*Aim of the exercise:* The pictures stay out; all of the data is to be printed exactly.

*Provided information:*
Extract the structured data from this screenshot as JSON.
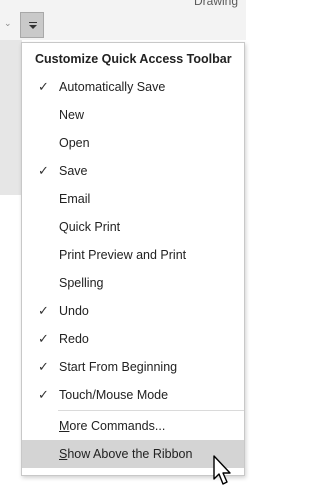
{
  "topbar": {
    "right_label": "Drawing"
  },
  "menu": {
    "title": "Customize Quick Access Toolbar",
    "items": [
      {
        "label": "Automatically Save",
        "checked": true
      },
      {
        "label": "New",
        "checked": false
      },
      {
        "label": "Open",
        "checked": false
      },
      {
        "label": "Save",
        "checked": true
      },
      {
        "label": "Email",
        "checked": false
      },
      {
        "label": "Quick Print",
        "checked": false
      },
      {
        "label": "Print Preview and Print",
        "checked": false
      },
      {
        "label": "Spelling",
        "checked": false
      },
      {
        "label": "Undo",
        "checked": true
      },
      {
        "label": "Redo",
        "checked": true
      },
      {
        "label": "Start From Beginning",
        "checked": true
      },
      {
        "label": "Touch/Mouse Mode",
        "checked": true
      }
    ],
    "more_commands": {
      "first": "M",
      "rest": "ore Commands..."
    },
    "show_above": {
      "first": "S",
      "rest": "how Above the Ribbon"
    },
    "check_glyph": "✓"
  }
}
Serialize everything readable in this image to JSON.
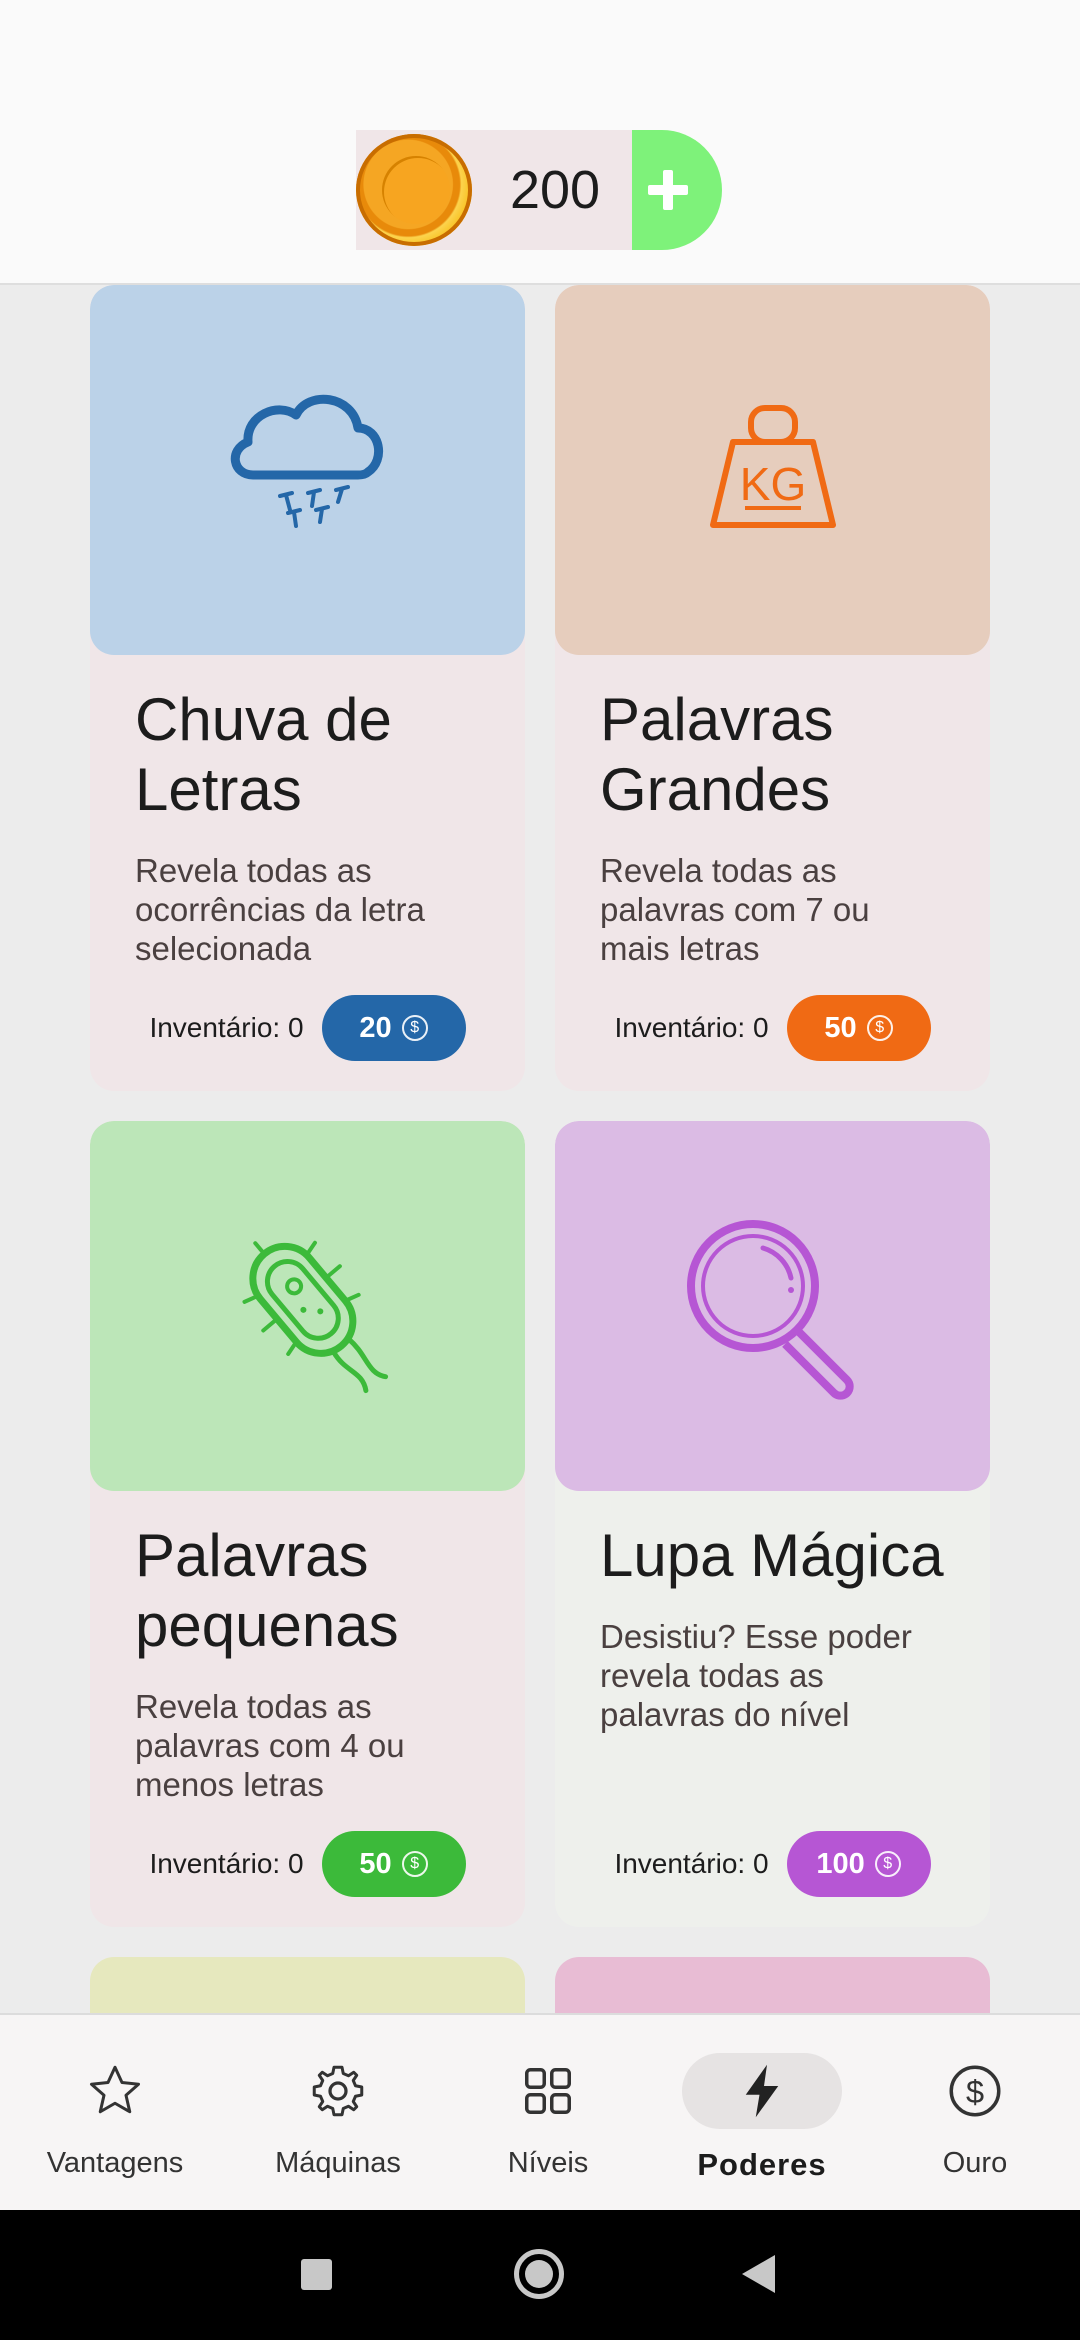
{
  "header": {
    "coins": "200",
    "coin_icon": "gold-coin-icon",
    "add_icon": "plus-icon"
  },
  "powers": [
    {
      "title": "Chuva de Letras",
      "description": "Revela todas as ocorrências da letra selecionada",
      "inventory": "Inventário: 0",
      "price": "20",
      "icon": "letter-rain-cloud-icon",
      "image_bg": "#bbd2e8",
      "card_bg": "#f0e6e8",
      "accent": "#2467a8"
    },
    {
      "title": "Palavras Grandes",
      "description": "Revela todas as palavras com 7 ou mais letras",
      "inventory": "Inventário: 0",
      "price": "50",
      "icon": "kg-weight-icon",
      "image_bg": "#e6cdbd",
      "card_bg": "#f0e6e8",
      "accent": "#f06a14"
    },
    {
      "title": "Palavras pequenas",
      "description": "Revela todas as palavras com 4 ou menos letras",
      "inventory": "Inventário: 0",
      "price": "50",
      "icon": "bacteria-icon",
      "image_bg": "#bce6b8",
      "card_bg": "#f0e6e8",
      "accent": "#3cba3a"
    },
    {
      "title": "Lupa Mágica",
      "description": "Desistiu? Esse poder revela todas as palavras do nível",
      "inventory": "Inventário: 0",
      "price": "100",
      "icon": "magnifying-glass-icon",
      "image_bg": "#dbbbe4",
      "card_bg": "#eef0ec",
      "accent": "#b656d4"
    }
  ],
  "partial_cards": [
    {
      "image_bg": "#e6e8be"
    },
    {
      "image_bg": "#e8bcd4"
    }
  ],
  "nav": {
    "items": [
      {
        "label": "Vantagens",
        "icon": "star-icon",
        "active": false
      },
      {
        "label": "Máquinas",
        "icon": "gear-icon",
        "active": false
      },
      {
        "label": "Níveis",
        "icon": "grid-icon",
        "active": false
      },
      {
        "label": "Poderes",
        "icon": "lightning-icon",
        "active": true
      },
      {
        "label": "Ouro",
        "icon": "dollar-coin-icon",
        "active": false
      }
    ]
  },
  "system_nav": {
    "recents_icon": "square-recents-icon",
    "home_icon": "circle-home-icon",
    "back_icon": "triangle-back-icon"
  }
}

*Exercise output:*
Extract the structured data from this screenshot as JSON.
{
  "topbar": {
    "right_label": "Drawing"
  },
  "menu": {
    "title": "Customize Quick Access Toolbar",
    "items": [
      {
        "label": "Automatically Save",
        "checked": true
      },
      {
        "label": "New",
        "checked": false
      },
      {
        "label": "Open",
        "checked": false
      },
      {
        "label": "Save",
        "checked": true
      },
      {
        "label": "Email",
        "checked": false
      },
      {
        "label": "Quick Print",
        "checked": false
      },
      {
        "label": "Print Preview and Print",
        "checked": false
      },
      {
        "label": "Spelling",
        "checked": false
      },
      {
        "label": "Undo",
        "checked": true
      },
      {
        "label": "Redo",
        "checked": true
      },
      {
        "label": "Start From Beginning",
        "checked": true
      },
      {
        "label": "Touch/Mouse Mode",
        "checked": true
      }
    ],
    "more_commands": {
      "first": "M",
      "rest": "ore Commands..."
    },
    "show_above": {
      "first": "S",
      "rest": "how Above the Ribbon"
    },
    "check_glyph": "✓"
  }
}
Serialize everything readable in this image to JSON.
{
  "header": {
    "coins": "200",
    "coin_icon": "gold-coin-icon",
    "add_icon": "plus-icon"
  },
  "powers": [
    {
      "title": "Chuva de Letras",
      "description": "Revela todas as ocorrências da letra selecionada",
      "inventory": "Inventário: 0",
      "price": "20",
      "icon": "letter-rain-cloud-icon",
      "image_bg": "#bbd2e8",
      "card_bg": "#f0e6e8",
      "accent": "#2467a8"
    },
    {
      "title": "Palavras Grandes",
      "description": "Revela todas as palavras com 7 ou mais letras",
      "inventory": "Inventário: 0",
      "price": "50",
      "icon": "kg-weight-icon",
      "image_bg": "#e6cdbd",
      "card_bg": "#f0e6e8",
      "accent": "#f06a14"
    },
    {
      "title": "Palavras pequenas",
      "description": "Revela todas as palavras com 4 ou menos letras",
      "inventory": "Inventário: 0",
      "price": "50",
      "icon": "bacteria-icon",
      "image_bg": "#bce6b8",
      "card_bg": "#f0e6e8",
      "accent": "#3cba3a"
    },
    {
      "title": "Lupa Mágica",
      "description": "Desistiu? Esse poder revela todas as palavras do nível",
      "inventory": "Inventário: 0",
      "price": "100",
      "icon": "magnifying-glass-icon",
      "image_bg": "#dbbbe4",
      "card_bg": "#eef0ec",
      "accent": "#b656d4"
    }
  ],
  "partial_cards": [
    {
      "image_bg": "#e6e8be"
    },
    {
      "image_bg": "#e8bcd4"
    }
  ],
  "nav": {
    "items": [
      {
        "label": "Vantagens",
        "icon": "star-icon",
        "active": false
      },
      {
        "label": "Máquinas",
        "icon": "gear-icon",
        "active": false
      },
      {
        "label": "Níveis",
        "icon": "grid-icon",
        "active": false
      },
      {
        "label": "Poderes",
        "icon": "lightning-icon",
        "active": true
      },
      {
        "label": "Ouro",
        "icon": "dollar-coin-icon",
        "active": false
      }
    ]
  },
  "system_nav": {
    "recents_icon": "square-recents-icon",
    "home_icon": "circle-home-icon",
    "back_icon": "triangle-back-icon"
  }
}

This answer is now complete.